The 2017 Kidney Disease: Improving Global Outcomes (KDIGO) practice guideline update recommended PTx for patients who have stage 3-5D chronic kidney disease accompanied by severe SHPT refractory to medical therapy. Other indications for PTx include refractory pruritus, bone pain, weakness, and calciphylaxis.

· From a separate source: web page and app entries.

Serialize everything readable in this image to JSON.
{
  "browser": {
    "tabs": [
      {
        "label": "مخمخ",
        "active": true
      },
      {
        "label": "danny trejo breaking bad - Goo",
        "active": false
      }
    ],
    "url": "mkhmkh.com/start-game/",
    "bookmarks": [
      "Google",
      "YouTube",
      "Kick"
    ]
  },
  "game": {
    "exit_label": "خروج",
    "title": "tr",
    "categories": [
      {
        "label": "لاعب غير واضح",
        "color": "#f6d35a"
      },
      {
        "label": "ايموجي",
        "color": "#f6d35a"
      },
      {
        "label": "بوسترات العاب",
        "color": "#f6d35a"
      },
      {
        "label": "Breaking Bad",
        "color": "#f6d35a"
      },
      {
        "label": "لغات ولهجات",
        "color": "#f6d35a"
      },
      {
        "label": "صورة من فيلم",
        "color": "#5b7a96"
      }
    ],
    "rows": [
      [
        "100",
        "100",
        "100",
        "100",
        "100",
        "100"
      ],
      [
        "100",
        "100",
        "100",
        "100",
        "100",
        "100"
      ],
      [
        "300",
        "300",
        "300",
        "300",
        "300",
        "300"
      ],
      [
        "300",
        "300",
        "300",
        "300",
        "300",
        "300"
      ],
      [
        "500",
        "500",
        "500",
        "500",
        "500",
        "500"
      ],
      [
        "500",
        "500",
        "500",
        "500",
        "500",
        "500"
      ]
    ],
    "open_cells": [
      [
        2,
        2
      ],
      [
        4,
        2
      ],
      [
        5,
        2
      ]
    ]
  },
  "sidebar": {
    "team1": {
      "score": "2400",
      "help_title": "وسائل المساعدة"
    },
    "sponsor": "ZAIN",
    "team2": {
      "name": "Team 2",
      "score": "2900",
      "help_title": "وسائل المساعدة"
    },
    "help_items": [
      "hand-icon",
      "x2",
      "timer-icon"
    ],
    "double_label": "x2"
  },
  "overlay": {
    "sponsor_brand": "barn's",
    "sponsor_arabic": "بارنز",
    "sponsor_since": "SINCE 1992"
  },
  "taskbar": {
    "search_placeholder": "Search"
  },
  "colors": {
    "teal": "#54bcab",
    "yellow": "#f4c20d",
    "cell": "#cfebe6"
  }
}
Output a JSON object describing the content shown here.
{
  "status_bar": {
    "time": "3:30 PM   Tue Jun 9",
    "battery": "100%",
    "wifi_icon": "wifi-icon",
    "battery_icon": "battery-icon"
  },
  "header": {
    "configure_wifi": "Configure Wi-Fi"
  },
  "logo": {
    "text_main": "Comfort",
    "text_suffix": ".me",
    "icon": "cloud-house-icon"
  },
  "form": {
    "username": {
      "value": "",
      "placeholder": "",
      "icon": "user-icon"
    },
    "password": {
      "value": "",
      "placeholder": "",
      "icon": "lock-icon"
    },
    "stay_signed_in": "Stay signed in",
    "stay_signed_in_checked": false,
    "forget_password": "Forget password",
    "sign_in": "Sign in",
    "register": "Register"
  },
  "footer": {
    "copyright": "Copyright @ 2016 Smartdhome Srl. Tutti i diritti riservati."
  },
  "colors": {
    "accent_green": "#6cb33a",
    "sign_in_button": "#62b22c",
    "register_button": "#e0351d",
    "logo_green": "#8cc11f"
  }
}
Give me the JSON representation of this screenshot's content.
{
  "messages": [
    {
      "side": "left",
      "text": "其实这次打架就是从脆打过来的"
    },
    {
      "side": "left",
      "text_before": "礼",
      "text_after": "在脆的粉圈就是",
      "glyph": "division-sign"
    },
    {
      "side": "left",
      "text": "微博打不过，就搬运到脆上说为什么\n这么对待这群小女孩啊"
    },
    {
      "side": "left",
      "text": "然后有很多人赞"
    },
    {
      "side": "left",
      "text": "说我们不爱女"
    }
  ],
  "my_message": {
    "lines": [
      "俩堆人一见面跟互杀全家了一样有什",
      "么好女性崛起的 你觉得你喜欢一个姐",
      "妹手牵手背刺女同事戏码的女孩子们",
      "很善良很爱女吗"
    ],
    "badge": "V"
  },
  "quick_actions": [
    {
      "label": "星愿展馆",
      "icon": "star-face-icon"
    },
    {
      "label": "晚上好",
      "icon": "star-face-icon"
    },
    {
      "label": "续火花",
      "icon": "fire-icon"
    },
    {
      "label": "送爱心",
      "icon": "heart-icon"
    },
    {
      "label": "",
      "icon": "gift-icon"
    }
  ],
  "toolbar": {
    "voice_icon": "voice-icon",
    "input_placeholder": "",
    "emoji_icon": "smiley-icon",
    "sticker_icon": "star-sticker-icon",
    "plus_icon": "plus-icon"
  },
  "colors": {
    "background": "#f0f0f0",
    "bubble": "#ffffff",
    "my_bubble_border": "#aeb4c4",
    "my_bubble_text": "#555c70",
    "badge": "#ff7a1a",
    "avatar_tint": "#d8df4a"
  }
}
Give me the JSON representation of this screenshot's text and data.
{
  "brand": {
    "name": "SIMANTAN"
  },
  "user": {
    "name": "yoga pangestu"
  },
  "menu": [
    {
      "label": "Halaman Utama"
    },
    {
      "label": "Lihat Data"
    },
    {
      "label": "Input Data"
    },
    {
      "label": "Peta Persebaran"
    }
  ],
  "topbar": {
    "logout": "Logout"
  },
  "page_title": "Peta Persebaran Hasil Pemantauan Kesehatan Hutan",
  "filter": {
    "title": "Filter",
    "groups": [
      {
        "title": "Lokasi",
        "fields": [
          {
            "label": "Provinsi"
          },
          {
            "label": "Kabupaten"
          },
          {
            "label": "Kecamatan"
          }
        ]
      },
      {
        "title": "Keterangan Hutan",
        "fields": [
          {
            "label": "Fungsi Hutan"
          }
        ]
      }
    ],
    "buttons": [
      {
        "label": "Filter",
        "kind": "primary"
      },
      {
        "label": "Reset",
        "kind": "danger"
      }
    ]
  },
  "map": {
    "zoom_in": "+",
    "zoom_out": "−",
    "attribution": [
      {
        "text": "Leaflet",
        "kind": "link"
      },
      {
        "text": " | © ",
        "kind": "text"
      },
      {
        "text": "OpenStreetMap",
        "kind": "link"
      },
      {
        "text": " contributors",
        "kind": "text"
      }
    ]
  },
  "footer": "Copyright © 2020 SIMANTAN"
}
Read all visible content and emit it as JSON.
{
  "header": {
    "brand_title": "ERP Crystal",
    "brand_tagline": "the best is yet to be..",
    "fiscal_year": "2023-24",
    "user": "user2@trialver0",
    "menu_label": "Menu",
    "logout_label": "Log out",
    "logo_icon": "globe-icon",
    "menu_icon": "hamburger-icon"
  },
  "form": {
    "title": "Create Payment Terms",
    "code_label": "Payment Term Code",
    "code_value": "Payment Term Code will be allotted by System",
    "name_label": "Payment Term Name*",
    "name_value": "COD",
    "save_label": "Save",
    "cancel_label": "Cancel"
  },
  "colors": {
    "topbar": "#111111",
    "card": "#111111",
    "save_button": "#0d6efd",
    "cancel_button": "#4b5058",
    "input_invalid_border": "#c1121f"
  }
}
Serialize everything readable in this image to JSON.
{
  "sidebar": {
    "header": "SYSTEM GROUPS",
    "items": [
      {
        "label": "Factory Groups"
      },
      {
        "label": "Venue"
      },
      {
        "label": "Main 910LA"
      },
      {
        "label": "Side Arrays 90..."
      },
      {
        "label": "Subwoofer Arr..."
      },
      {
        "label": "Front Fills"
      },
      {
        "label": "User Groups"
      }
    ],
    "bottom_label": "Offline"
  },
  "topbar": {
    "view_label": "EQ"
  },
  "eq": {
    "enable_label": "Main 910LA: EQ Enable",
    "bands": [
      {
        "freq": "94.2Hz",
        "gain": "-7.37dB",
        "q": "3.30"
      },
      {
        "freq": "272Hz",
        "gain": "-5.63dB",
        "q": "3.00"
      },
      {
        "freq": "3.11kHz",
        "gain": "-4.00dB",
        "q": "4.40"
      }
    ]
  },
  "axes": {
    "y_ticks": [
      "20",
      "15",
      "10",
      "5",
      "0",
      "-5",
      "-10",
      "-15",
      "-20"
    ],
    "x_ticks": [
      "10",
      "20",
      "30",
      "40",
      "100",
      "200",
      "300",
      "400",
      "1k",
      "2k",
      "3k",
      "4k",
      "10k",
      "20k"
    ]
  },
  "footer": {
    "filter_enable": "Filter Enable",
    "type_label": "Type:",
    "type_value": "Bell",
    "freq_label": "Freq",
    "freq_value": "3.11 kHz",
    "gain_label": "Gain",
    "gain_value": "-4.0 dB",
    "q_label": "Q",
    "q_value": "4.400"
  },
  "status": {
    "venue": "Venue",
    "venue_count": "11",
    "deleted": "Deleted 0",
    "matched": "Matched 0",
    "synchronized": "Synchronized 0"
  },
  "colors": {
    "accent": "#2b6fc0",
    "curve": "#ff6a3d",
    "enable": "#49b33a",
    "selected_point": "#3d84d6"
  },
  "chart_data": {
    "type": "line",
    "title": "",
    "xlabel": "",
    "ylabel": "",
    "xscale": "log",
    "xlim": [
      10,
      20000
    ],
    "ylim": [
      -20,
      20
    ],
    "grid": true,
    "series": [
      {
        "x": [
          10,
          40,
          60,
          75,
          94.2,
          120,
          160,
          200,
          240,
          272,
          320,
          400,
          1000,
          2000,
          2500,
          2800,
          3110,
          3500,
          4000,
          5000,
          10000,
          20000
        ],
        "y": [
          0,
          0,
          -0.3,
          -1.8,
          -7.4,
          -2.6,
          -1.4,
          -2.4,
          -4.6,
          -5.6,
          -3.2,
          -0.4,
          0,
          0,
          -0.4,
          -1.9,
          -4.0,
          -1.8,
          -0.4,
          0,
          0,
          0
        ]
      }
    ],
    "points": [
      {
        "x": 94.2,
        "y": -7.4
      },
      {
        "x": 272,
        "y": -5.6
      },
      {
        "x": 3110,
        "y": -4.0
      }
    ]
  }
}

Fligor SC, Li C, Hamaguchi R, William J, James BC. Decreasing surgical management of secondary hyperparathyroidism in the United States. J Surg Res. 2021;264:444-453. doi:10.1016/j.jss.2021.03.013